It's a fun project, but you really need to add one more step. The wicking needs to be soaked in salt and dried. Most people doing this project will run into the problem that their wick burns out in 10 - 20 minutes. To match and even out perform commercial wicking, just add salt. Salt prevents the cotton from charring too early so you can burn your lamp for an hour or two without any adjustments.

To salt the wicking:
1. Cut your wicking from cotton cloth.
2. Put your wicking in a bowl with a little water.
3. Pour table salt over the wicking.
4. Squeeze the wicking dry and then dry further on a tray. You can bake it dry in an oven at 200F for 20 minutes or just let it dry overnight. It will be crusty with salt but that's good and the wicking will still be reasonably flexible.

This is what I do making my lamps and candles...

2 replies

Then AFTER you salt the wick, do you just use it however you normally would? or is there something else you do before using the wick??

I ask, because I have never ever heard of salting a wick...


After you salt the wick you let it dry out, then use it like any other wicking.

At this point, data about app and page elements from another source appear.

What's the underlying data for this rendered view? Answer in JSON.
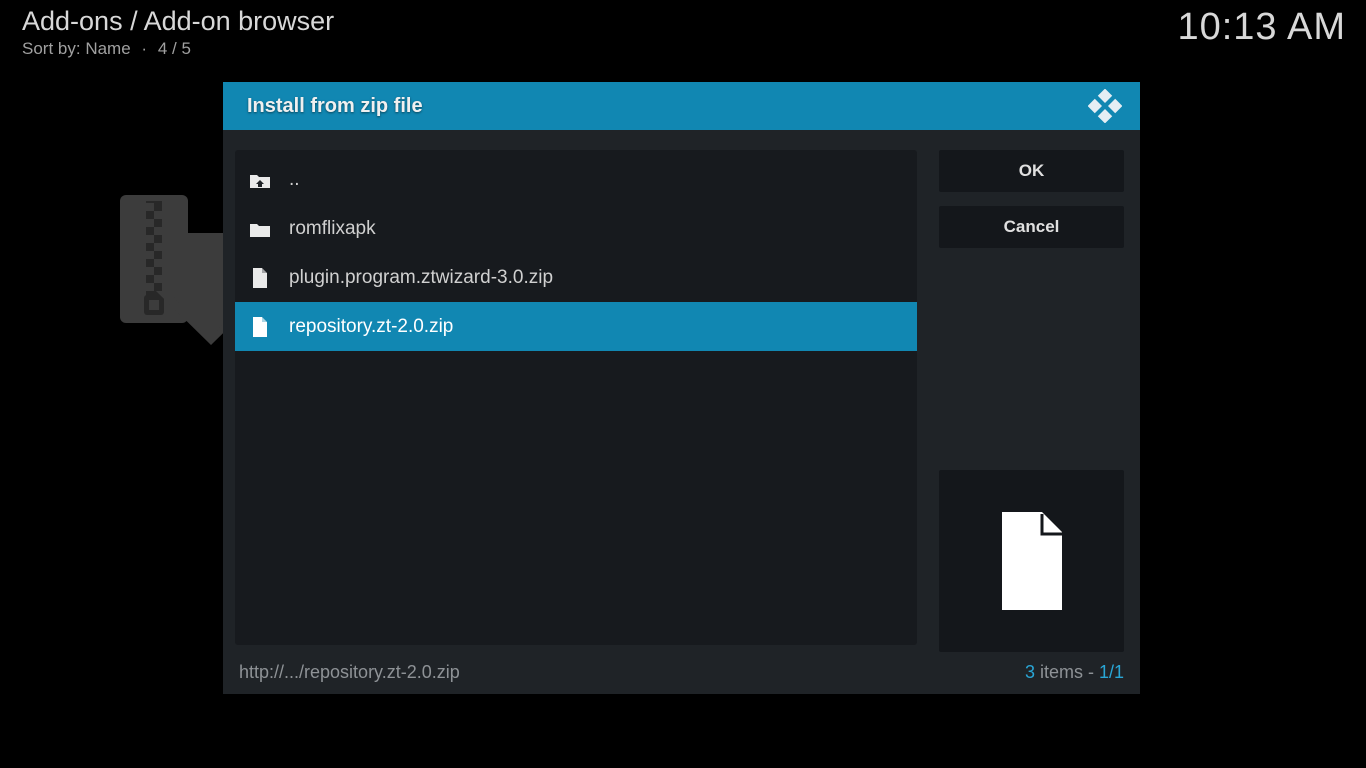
{
  "header": {
    "breadcrumb": "Add-ons / Add-on browser",
    "sort_label": "Sort by:",
    "sort_value": "Name",
    "position": "4 / 5",
    "clock": "10:13 AM"
  },
  "dialog": {
    "title": "Install from zip file"
  },
  "files": [
    {
      "icon": "folder-up",
      "label": ".."
    },
    {
      "icon": "folder",
      "label": "romflixapk"
    },
    {
      "icon": "file",
      "label": "plugin.program.ztwizard-3.0.zip"
    },
    {
      "icon": "file",
      "label": "repository.zt-2.0.zip",
      "selected": true
    }
  ],
  "buttons": {
    "ok": "OK",
    "cancel": "Cancel"
  },
  "footer": {
    "path": "http://.../repository.zt-2.0.zip",
    "count_num": "3",
    "count_label": " items - ",
    "page": "1/1"
  }
}
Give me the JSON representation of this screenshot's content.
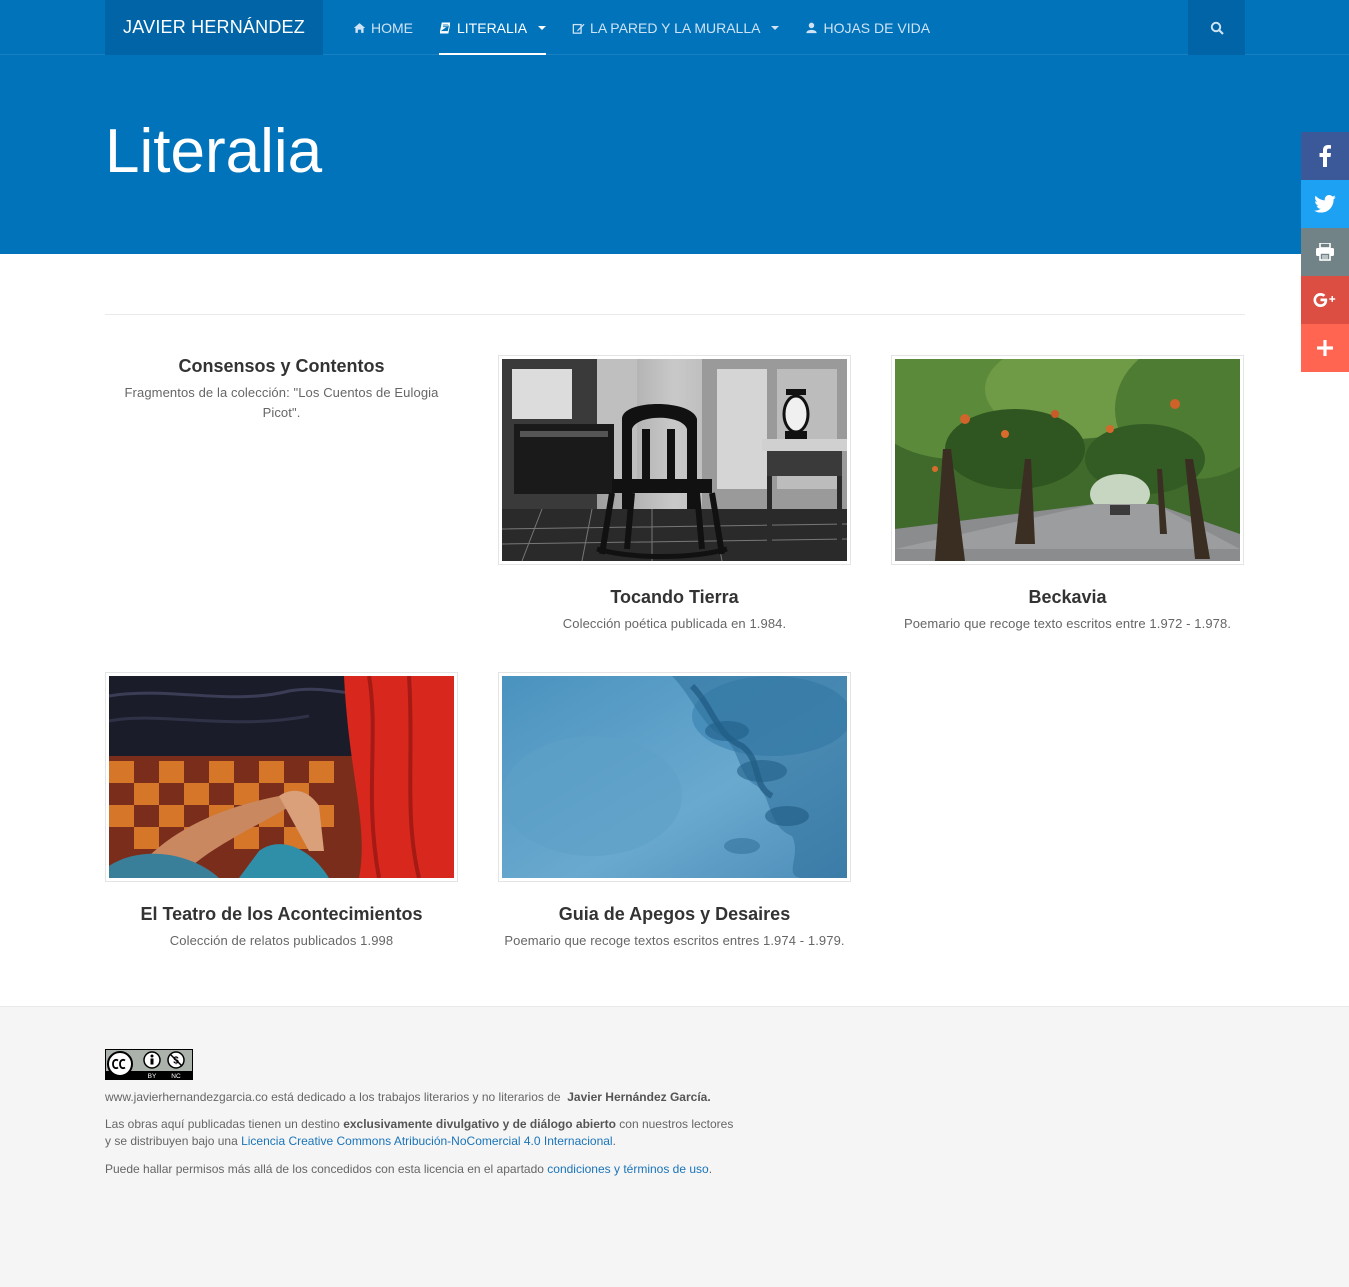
{
  "navbar": {
    "brand": "JAVIER HERNÁNDEZ",
    "items": [
      {
        "label": "HOME",
        "icon": "home-icon",
        "caret": false,
        "active": false
      },
      {
        "label": "LITERALIA",
        "icon": "book-icon",
        "caret": true,
        "active": true
      },
      {
        "label": "LA PARED Y LA MURALLA",
        "icon": "edit-icon",
        "caret": true,
        "active": false
      },
      {
        "label": "HOJAS DE VIDA",
        "icon": "user-icon",
        "caret": false,
        "active": false
      }
    ],
    "search_icon": "search-icon"
  },
  "hero": {
    "title": "Literalia"
  },
  "social": [
    {
      "name": "facebook-icon",
      "color": "#3b5998"
    },
    {
      "name": "twitter-icon",
      "color": "#1da1f2"
    },
    {
      "name": "print-icon",
      "color": "#728387"
    },
    {
      "name": "google-plus-icon",
      "color": "#dc4e41"
    },
    {
      "name": "more-icon",
      "color": "#ff6550"
    }
  ],
  "works": [
    {
      "title": "Consensos y Contentos",
      "description": "Fragmentos de la colección: \"Los Cuentos de Eulogia Picot\"."
    },
    {
      "title": "Tocando Tierra",
      "description": "Colección poética publicada en 1.984."
    },
    {
      "title": "Beckavia",
      "description": "Poemario que recoge texto escritos entre 1.972 - 1.978."
    },
    {
      "title": "El Teatro de los Acontecimientos",
      "description": "Colección de relatos publicados 1.998"
    },
    {
      "title": "Guia de Apegos y Desaires",
      "description": "Poemario que recoge textos escritos entres 1.974 - 1.979."
    }
  ],
  "footer": {
    "badge": {
      "by": "BY",
      "nc": "NC"
    },
    "line1_prefix": "www.javierhernandezgarcia.co está dedicado a los trabajos literarios y no literarios de",
    "line1_name": "Javier Hernández García.",
    "line2_prefix": "Las obras aquí publicadas tienen un destino",
    "line2_bold": "exclusivamente divulgativo y de diálogo abierto",
    "line2_suffix": "con nuestros lectores",
    "line3_prefix": "y se distribuyen bajo una",
    "line3_link": "Licencia Creative Commons Atribución-NoComercial 4.0 Internacional",
    "line3_suffix": ".",
    "line4_prefix": "Puede hallar permisos más allá de los concedidos con esta licencia en el apartado",
    "line4_link": "condiciones y términos de uso",
    "line4_suffix": "."
  },
  "colors": {
    "primary": "#0073bb",
    "brand_bg": "#0064a6",
    "footer_bg": "#f5f5f5",
    "link": "#1a74b8"
  }
}
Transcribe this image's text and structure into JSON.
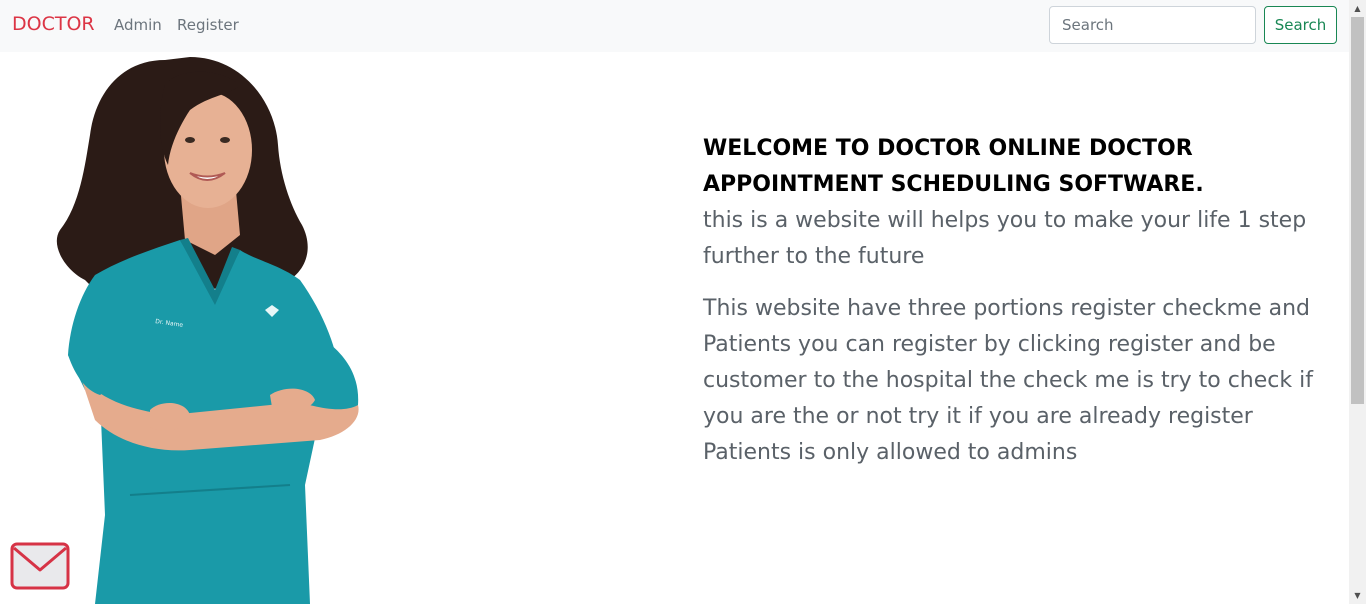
{
  "navbar": {
    "brand": "DOCTOR",
    "links": [
      {
        "label": "Admin"
      },
      {
        "label": "Register"
      }
    ],
    "search": {
      "placeholder": "Search",
      "value": "",
      "button_label": "Search"
    }
  },
  "main": {
    "headline": "WELCOME TO DOCTOR ONLINE DOCTOR APPOINTMENT SCHEDULING SOFTWARE.",
    "tagline": "this is a website will helps you to make your life 1 step further to the future",
    "description": "This website have three portions register checkme and Patients you can register by clicking register and be customer to the hospital the check me is try to check if you are the or not try it if you are already register Patients is only allowed to admins"
  },
  "icons": {
    "mail": "mail-icon"
  },
  "colors": {
    "brand": "#dc3545",
    "nav_link": "#6c757d",
    "search_button": "#198754",
    "navbar_bg": "#f8f9fa",
    "scrubs": "#1a9aa8"
  }
}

You may not have heard of salting wicks before, but companies seem to do this. I noticed that after some candles get wet, the wicks don't work as well even after the wick had dried have dried. This lead me to looking up wick additives and I found a reference in an old book about salt being used as an additive. I tried that and it helps.